→ **Required work**: Reproduce each line of the material exactly, minus any picture.

### Records for the task ###

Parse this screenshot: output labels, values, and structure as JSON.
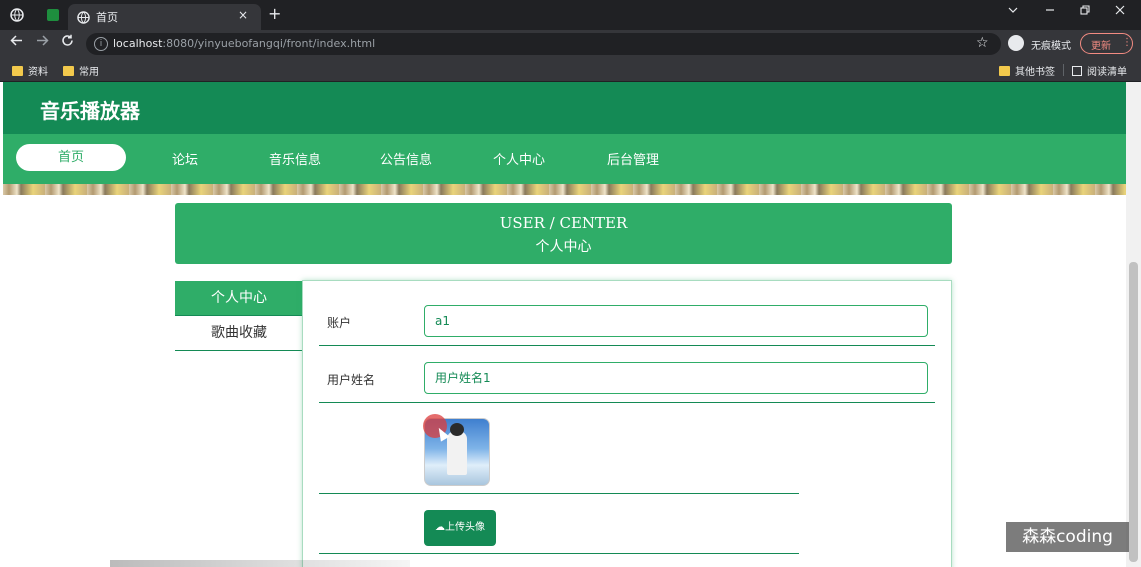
{
  "browser": {
    "tab_title": "首页",
    "tab_close": "×",
    "new_tab": "+",
    "url_host": "localhost",
    "url_rest": ":8080/yinyuebofangqi/front/index.html",
    "incognito_label": "无痕模式",
    "update_label": "更新",
    "bookmarks": [
      {
        "label": "资料"
      },
      {
        "label": "常用"
      }
    ],
    "other_bookmarks": "其他书签",
    "reading_list": "阅读清单"
  },
  "site": {
    "title": "音乐播放器",
    "nav": [
      {
        "label": "首页"
      },
      {
        "label": "论坛"
      },
      {
        "label": "音乐信息"
      },
      {
        "label": "公告信息"
      },
      {
        "label": "个人中心"
      },
      {
        "label": "后台管理"
      }
    ]
  },
  "center_banner": {
    "en": "USER / CENTER",
    "zh": "个人中心"
  },
  "side_menu": [
    {
      "label": "个人中心"
    },
    {
      "label": "歌曲收藏"
    }
  ],
  "form": {
    "account_label": "账户",
    "account_value": "a1",
    "name_label": "用户姓名",
    "name_value": "用户姓名1",
    "upload_label": "上传头像"
  },
  "watermark": "森森coding",
  "colors": {
    "header": "#148a55",
    "nav": "#2fad68",
    "accent": "#148a55"
  }
}
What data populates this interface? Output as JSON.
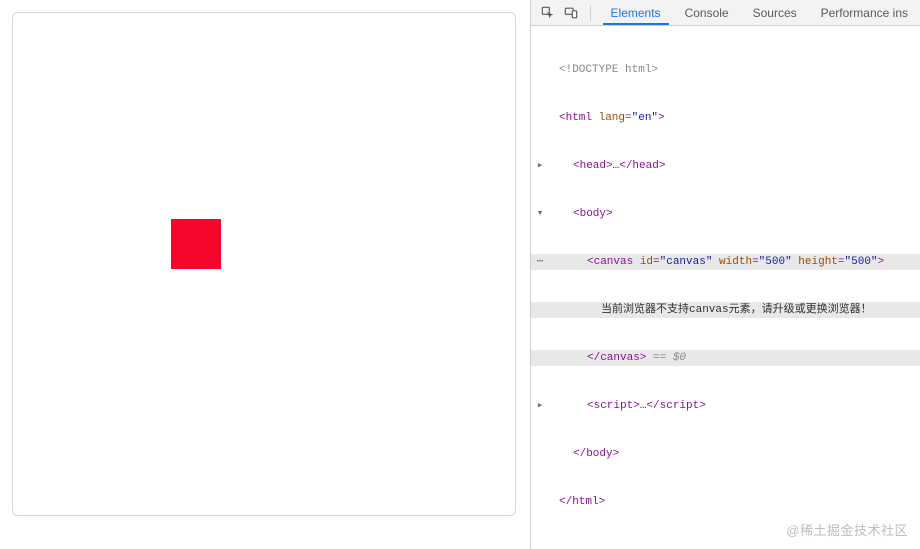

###

→ **Result**:
Parse this screenshot: output labels, values, and structure as JSON.
{
  "browser": {
    "tab_title": "首页",
    "tab_close": "×",
    "new_tab": "+",
    "url_host": "localhost",
    "url_rest": ":8080/yinyuebofangqi/front/index.html",
    "incognito_label": "无痕模式",
    "update_label": "更新",
    "bookmarks": [
      {
        "label": "资料"
      },
      {
        "label": "常用"
      }
    ],
    "other_bookmarks": "其他书签",
    "reading_list": "阅读清单"
  },
  "site": {
    "title": "音乐播放器",
    "nav": [
      {
        "label": "首页"
      },
      {
        "label": "论坛"
      },
      {
        "label": "音乐信息"
      },
      {
        "label": "公告信息"
      },
      {
        "label": "个人中心"
      },
      {
        "label": "后台管理"
      }
    ]
  },
  "center_banner": {
    "en": "USER / CENTER",
    "zh": "个人中心"
  },
  "side_menu": [
    {
      "label": "个人中心"
    },
    {
      "label": "歌曲收藏"
    }
  ],
  "form": {
    "account_label": "账户",
    "account_value": "a1",
    "name_label": "用户姓名",
    "name_value": "用户姓名1",
    "upload_label": "上传头像"
  },
  "watermark": "森森coding",
  "colors": {
    "header": "#148a55",
    "nav": "#2fad68",
    "accent": "#148a55"
  }
}
What data populates this interface? Output as JSON.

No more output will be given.